Depending on your goals, beta readers can be fans of a particular genre, or even a fellow author.  The ultimate goal is to get feedback you can use to strengthen your work.  “It’s cool” or “I liked it” won’t cut it for most authors.  The typical beta reader goes over a story to check for consistency in style, glaring grammar mistakes and even plot holes.  In short, they critique books before they’re published.

Should you Edit First, then Find a Beat Reader?

Many authors edit before giving a beta reader their book but there are those who use beta readers as an editing filter so they don’t have to pay so much on editing later on.  I don’t like that kind of thinking, I mean, who’s going to like a manuscript that’s not complete?

Don’t Troll for Beta Readers

Keep in mind, a beta reader is not a reviewer and authors shouldn’t confuse the two. In fact, I found this blog post called, “When I Bought Your Book I Didn’t Sign Up to be Your Beta Reader.” It’s an interesting take on authors responding to reviews and even changing books according to those reviews.  Beta readers can help you avoid this publish and republish nonsense.

*Rant* And while we’re at it, I don’t think authors should hit up reviewers on Amazon.  Those people are often just regular ol’ readers who might get a little freaked out by a complete stranger asking them for a favor.   But you didn’t ask me all that, so I’ll digress…

What to Look for in a Beta Reader

Some authors are looking for a writing partner while others are looking for a mentor, and some just want to see what the average Joe Shmoe thinks.  Again, it all comes down to your goals.  Whoever you choose, make sure to do your research.  Make sure that person has actually done some beta reading in the past.  This way you won’t waste time on those who are just looking for a freebie and avoid the flakes who never critique anything.

Different Types of Arrangements

  •  Writers who offer an exchange, they’ll read yours if you read theirs.  These are most popular with indie authors.
  •  Paid beta readers who offer their time and opinion for a price.  The quality varies depending on the service as well as the beta reader.
  •  Regular readers who will offer an honest opinion on your work though they are rarely skilled at offering an in-depth critique.
  •  Writing groups usually made up of aspiring or rookie authors often critique manuscripts but beware, not all groups are created equal.  Some consist of writers from various genres and may not have any clue about what your target reader likes.

Be Mentally Prepared to Hear Their Opinion

Some authors have described their experiences with beta readers as either pointless or nightmarish.  Remember as an author, it is your responsibility to allow readers to hate your work without retribution.  They are not stupid or tasteless because they don’t like your book.

Where to Find Beta Readers

  1. Absolute Write has a forum called: Beta Readers, Mentors and Writing Buddies
  2. LinkedIn has a group called: Beta Readers: A Subgroup of Let’s Talk About Writing
  3. On Goodreads there is a group called: Beta Reader Group
  4. World Literary Café has a beta reader forum but you must be a member.
  5. On Tumblr there is a blog called Find Your Beta Reader
  6. Even Facebook has several groups for Beta Readers

If you’re not interested in cultivating relationships, then you may have to pay someone.
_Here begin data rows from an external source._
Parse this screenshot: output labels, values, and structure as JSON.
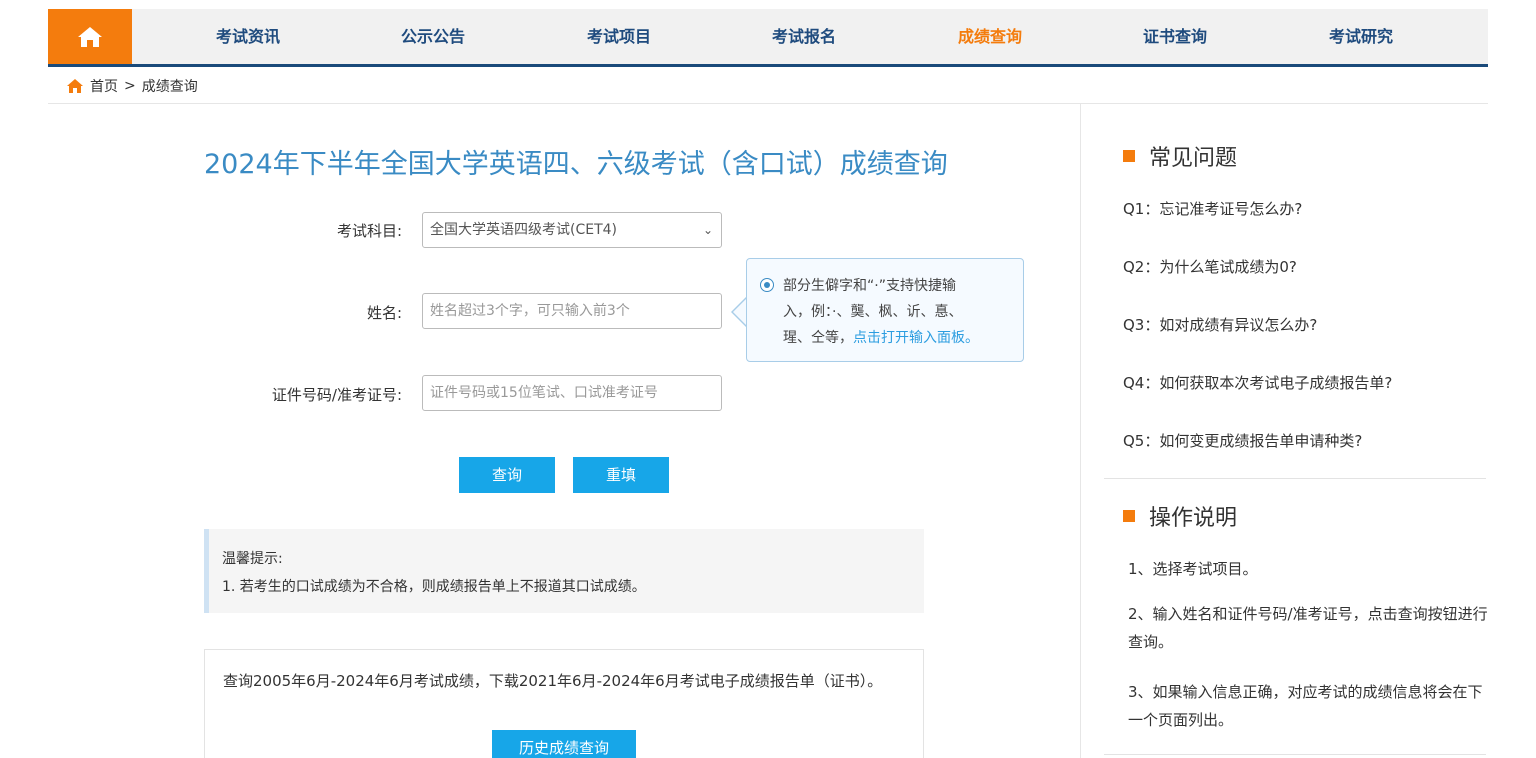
{
  "nav": {
    "home_icon": "home-icon",
    "items": [
      {
        "label": "考试资讯"
      },
      {
        "label": "公示公告"
      },
      {
        "label": "考试项目"
      },
      {
        "label": "考试报名"
      },
      {
        "label": "成绩查询",
        "active": true
      },
      {
        "label": "证书查询"
      },
      {
        "label": "考试研究"
      }
    ],
    "accent_color": "#f47c0d",
    "text_color": "#1f4b7e"
  },
  "breadcrumb": {
    "home": "首页",
    "separator": ">",
    "current": "成绩查询"
  },
  "main": {
    "title": "2024年下半年全国大学英语四、六级考试（含口试）成绩查询",
    "form": {
      "subject_label": "考试科目:",
      "subject_value": "全国大学英语四级考试(CET4)",
      "name_label": "姓名:",
      "name_placeholder": "姓名超过3个字，可只输入前3个",
      "id_label": "证件号码/准考证号:",
      "id_placeholder": "证件号码或15位笔试、口试准考证号"
    },
    "tip": {
      "line1": "部分生僻字和“·”支持快捷输",
      "line2": "入，例：·、龑、枫、䜣、惪、",
      "line3_prefix": "瑆、仝等，",
      "line3_link": "点击打开输入面板。"
    },
    "buttons": {
      "query": "查询",
      "reset": "重填"
    },
    "notice": {
      "heading": "温馨提示:",
      "line1": "1. 若考生的口试成绩为不合格，则成绩报告单上不报道其口试成绩。"
    },
    "history": {
      "text": "查询2005年6月-2024年6月考试成绩，下载2021年6月-2024年6月考试电子成绩报告单（证书）。",
      "button": "历史成绩查询"
    }
  },
  "sidebar": {
    "faq_title": "常见问题",
    "faqs": [
      "Q1：忘记准考证号怎么办?",
      "Q2：为什么笔试成绩为0?",
      "Q3：如对成绩有异议怎么办?",
      "Q4：如何获取本次考试电子成绩报告单?",
      "Q5：如何变更成绩报告单申请种类?"
    ],
    "ops_title": "操作说明",
    "ops": [
      "1、选择考试项目。",
      "2、输入姓名和证件号码/准考证号，点击查询按钮进行查询。",
      "3、如果输入信息正确，对应考试的成绩信息将会在下一个页面列出。"
    ]
  }
}
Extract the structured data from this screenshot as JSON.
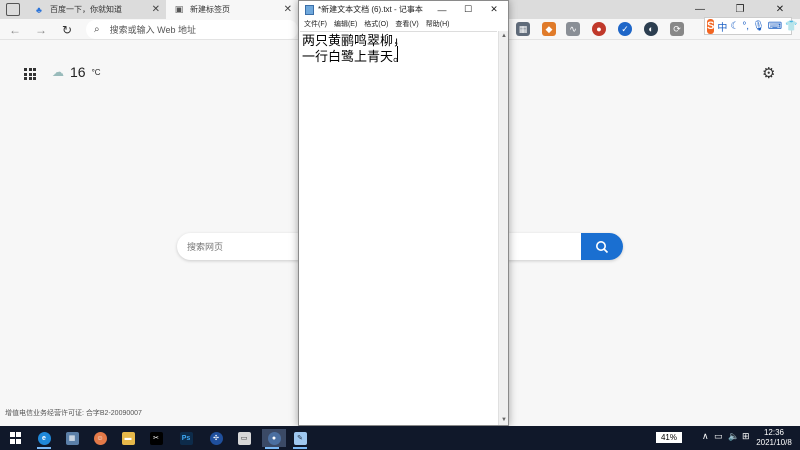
{
  "browser": {
    "tabs": [
      {
        "label": "百度一下，你就知道"
      },
      {
        "label": "新建标签页"
      }
    ],
    "address_placeholder": "搜索或输入 Web 地址"
  },
  "ime": {
    "logo": "S",
    "lang": "中",
    "punct": "°,"
  },
  "newtab": {
    "weather": {
      "temp": "16",
      "unit": "°C"
    },
    "search_placeholder": "搜索网页",
    "footer": "增值电信业务经营许可证: 合字B2-20090007"
  },
  "notepad": {
    "title": "*新建文本文档 (6).txt - 记事本",
    "menu": [
      "文件(F)",
      "编辑(E)",
      "格式(O)",
      "查看(V)",
      "帮助(H)"
    ],
    "lines": [
      "两只黄鹂鸣翠柳，",
      "一行白鹭上青天。"
    ]
  },
  "taskbar": {
    "battery": "41%",
    "time": "12:36",
    "date": "2021/10/8"
  },
  "colors": {
    "search_button": "#1a6fd1",
    "taskbar": "#10182a",
    "ime_logo": "#f26522"
  }
}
There’s a new site called, Book Brouhaha and the Social Potato where you pay someone to go over your work.

*Update* Previously, I listed a paid site called: “” but they’re no longer open for business. 😦